## Task goal
Restate each entry below exactly; pictures stay out of the copy.
-------------------------
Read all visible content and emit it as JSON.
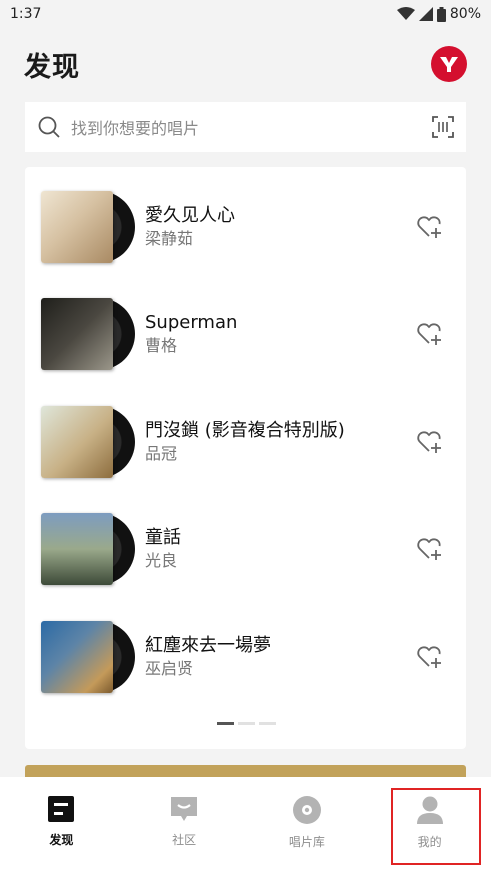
{
  "status": {
    "time": "1:37",
    "battery": "80%"
  },
  "header": {
    "title": "发现",
    "avatar_letter": "Y",
    "avatar_color": "#d40f2e"
  },
  "search": {
    "placeholder": "找到你想要的唱片"
  },
  "albums": [
    {
      "title": "愛久见人心",
      "artist": "梁静茹",
      "cover_colors": [
        "#e9dcc6",
        "#b79a78"
      ]
    },
    {
      "title": "Superman",
      "artist": "曹格",
      "cover_colors": [
        "#2a2a26",
        "#8d8a7e"
      ]
    },
    {
      "title": "門沒鎖 (影音複合特別版)",
      "artist": "品冠",
      "cover_colors": [
        "#cfd7c9",
        "#c8a36a"
      ]
    },
    {
      "title": "童話",
      "artist": "光良",
      "cover_colors": [
        "#6f8fb4",
        "#3c4a3a"
      ]
    },
    {
      "title": "紅塵來去一場夢",
      "artist": "巫启贤",
      "cover_colors": [
        "#2c6aa4",
        "#c49a5a"
      ]
    }
  ],
  "pager": {
    "count": 3,
    "active": 0
  },
  "tabs": [
    {
      "label": "发现",
      "icon": "discover-icon",
      "active": true
    },
    {
      "label": "社区",
      "icon": "community-icon",
      "active": false
    },
    {
      "label": "唱片库",
      "icon": "record-library-icon",
      "active": false
    },
    {
      "label": "我的",
      "icon": "profile-icon",
      "active": false
    }
  ],
  "colors": {
    "accent_gold": "#c2a25a",
    "highlight": "#e02424"
  }
}
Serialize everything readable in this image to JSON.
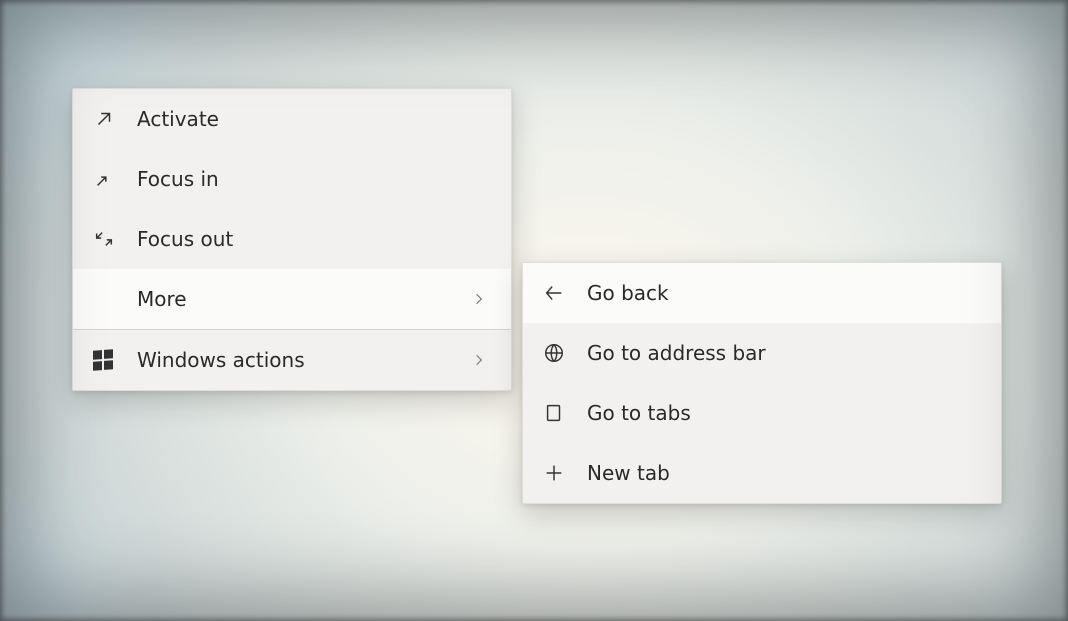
{
  "main_menu": {
    "activate": "Activate",
    "focus_in": "Focus in",
    "focus_out": "Focus out",
    "more": "More",
    "windows_actions": "Windows actions"
  },
  "sub_menu": {
    "go_back": "Go back",
    "go_to_address_bar": "Go to address bar",
    "go_to_tabs": "Go to tabs",
    "new_tab": "New tab"
  }
}
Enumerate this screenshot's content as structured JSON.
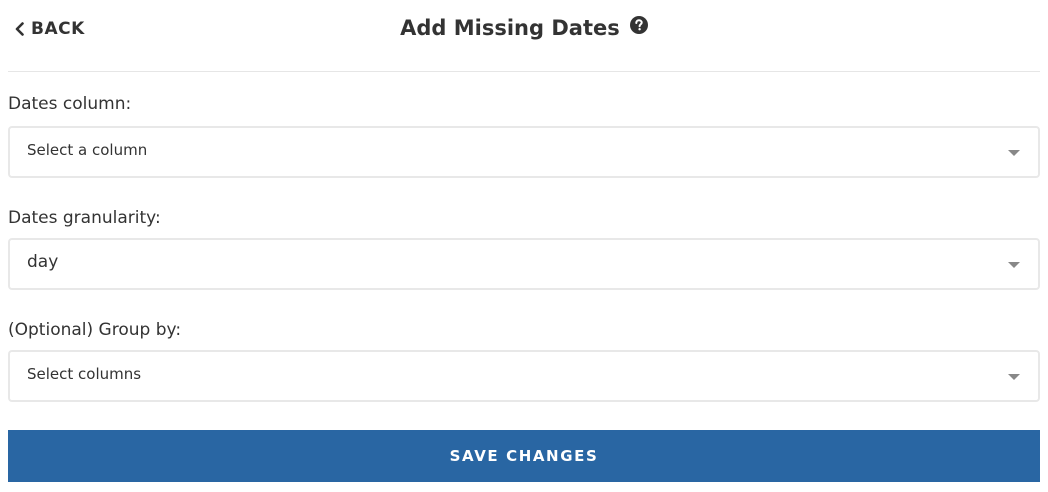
{
  "header": {
    "back_label": "BACK",
    "title": "Add Missing Dates"
  },
  "fields": [
    {
      "label": "Dates column:",
      "placeholder": "Select a column"
    },
    {
      "label": "Dates granularity:",
      "value": "day"
    },
    {
      "label": "(Optional) Group by:",
      "placeholder": "Select columns"
    }
  ],
  "save_label": "SAVE CHANGES",
  "colors": {
    "primary": "#2966a3",
    "text": "#333333",
    "border": "#e8e8e8",
    "divider": "#e6e6e6"
  },
  "icons": {
    "back": "chevron-left-icon",
    "help": "question-circle-icon",
    "dropdown": "caret-down-icon"
  }
}
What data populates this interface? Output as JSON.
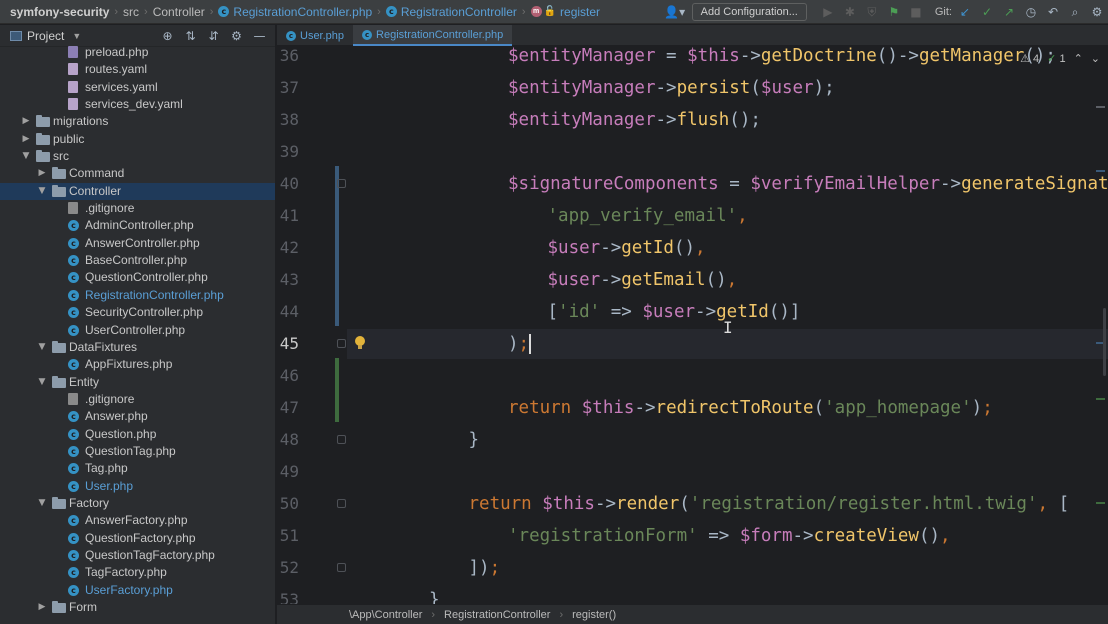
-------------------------
## Finished exercise
Read all visible content and emit it as JSON.
{
  "status": {
    "time": "1:37",
    "battery": "80%"
  },
  "header": {
    "title": "发现",
    "avatar_letter": "Y",
    "avatar_color": "#d40f2e"
  },
  "search": {
    "placeholder": "找到你想要的唱片"
  },
  "albums": [
    {
      "title": "愛久见人心",
      "artist": "梁静茹",
      "cover_colors": [
        "#e9dcc6",
        "#b79a78"
      ]
    },
    {
      "title": "Superman",
      "artist": "曹格",
      "cover_colors": [
        "#2a2a26",
        "#8d8a7e"
      ]
    },
    {
      "title": "門沒鎖 (影音複合特別版)",
      "artist": "品冠",
      "cover_colors": [
        "#cfd7c9",
        "#c8a36a"
      ]
    },
    {
      "title": "童話",
      "artist": "光良",
      "cover_colors": [
        "#6f8fb4",
        "#3c4a3a"
      ]
    },
    {
      "title": "紅塵來去一場夢",
      "artist": "巫启贤",
      "cover_colors": [
        "#2c6aa4",
        "#c49a5a"
      ]
    }
  ],
  "pager": {
    "count": 3,
    "active": 0
  },
  "tabs": [
    {
      "label": "发现",
      "icon": "discover-icon",
      "active": true
    },
    {
      "label": "社区",
      "icon": "community-icon",
      "active": false
    },
    {
      "label": "唱片库",
      "icon": "record-library-icon",
      "active": false
    },
    {
      "label": "我的",
      "icon": "profile-icon",
      "active": false
    }
  ],
  "colors": {
    "accent_gold": "#c2a25a",
    "highlight": "#e02424"
  }
}
Serialize everything readable in this image to JSON.
{
  "main_menu": {
    "activate": "Activate",
    "focus_in": "Focus in",
    "focus_out": "Focus out",
    "more": "More",
    "windows_actions": "Windows actions"
  },
  "sub_menu": {
    "go_back": "Go back",
    "go_to_address_bar": "Go to address bar",
    "go_to_tabs": "Go to tabs",
    "new_tab": "New tab"
  }
}
Enumerate this screenshot's content as structured JSON.
{
  "header": {
    "back_label": "BACK",
    "title": "Add Missing Dates"
  },
  "fields": [
    {
      "label": "Dates column:",
      "placeholder": "Select a column"
    },
    {
      "label": "Dates granularity:",
      "value": "day"
    },
    {
      "label": "(Optional) Group by:",
      "placeholder": "Select columns"
    }
  ],
  "save_label": "SAVE CHANGES",
  "colors": {
    "primary": "#2966a3",
    "text": "#333333",
    "border": "#e8e8e8",
    "divider": "#e6e6e6"
  },
  "icons": {
    "back": "chevron-left-icon",
    "help": "question-circle-icon",
    "dropdown": "caret-down-icon"
  }
}
What data populates this interface? Output as JSON.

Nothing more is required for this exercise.